→ **ABOUT THIS EXERCISE**
Search the records for the string "Открыть". Copy each line where it occurs.
━━ EXTRACTED DATA
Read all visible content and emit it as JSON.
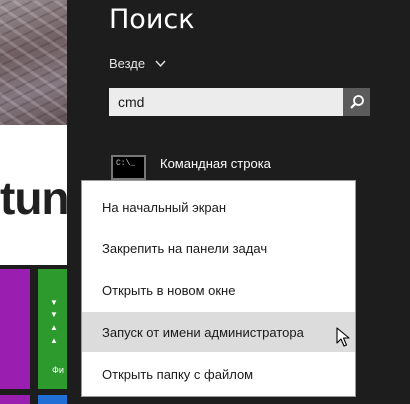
{
  "background": {
    "logo_text": "tune",
    "tile_label": "Фи",
    "tile_arrows": [
      "▼",
      "▼",
      "▲",
      "▲"
    ]
  },
  "search_panel": {
    "title": "Поиск",
    "scope_label": "Везде",
    "query": "cmd",
    "result": {
      "icon_text": "C:\\_",
      "label": "Командная строка"
    }
  },
  "context_menu": {
    "items": [
      {
        "label": "На начальный экран"
      },
      {
        "label": "Закрепить на панели задач"
      },
      {
        "label": "Открыть в новом окне"
      },
      {
        "label": "Запуск от имени администратора",
        "state": "hover"
      },
      {
        "label": "Открыть папку с файлом"
      }
    ]
  },
  "colors": {
    "panel_bg": "#1d1d1d",
    "search_button": "#5b5b5b",
    "menu_hover": "#dcdcdc",
    "tile_purple": "#9a1fb0",
    "tile_green": "#2c9a2c"
  }
}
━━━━
→ **YOUR RESPONSE**
        "label": "Открыть в новом окне"
        "label": "Открыть папку с файлом"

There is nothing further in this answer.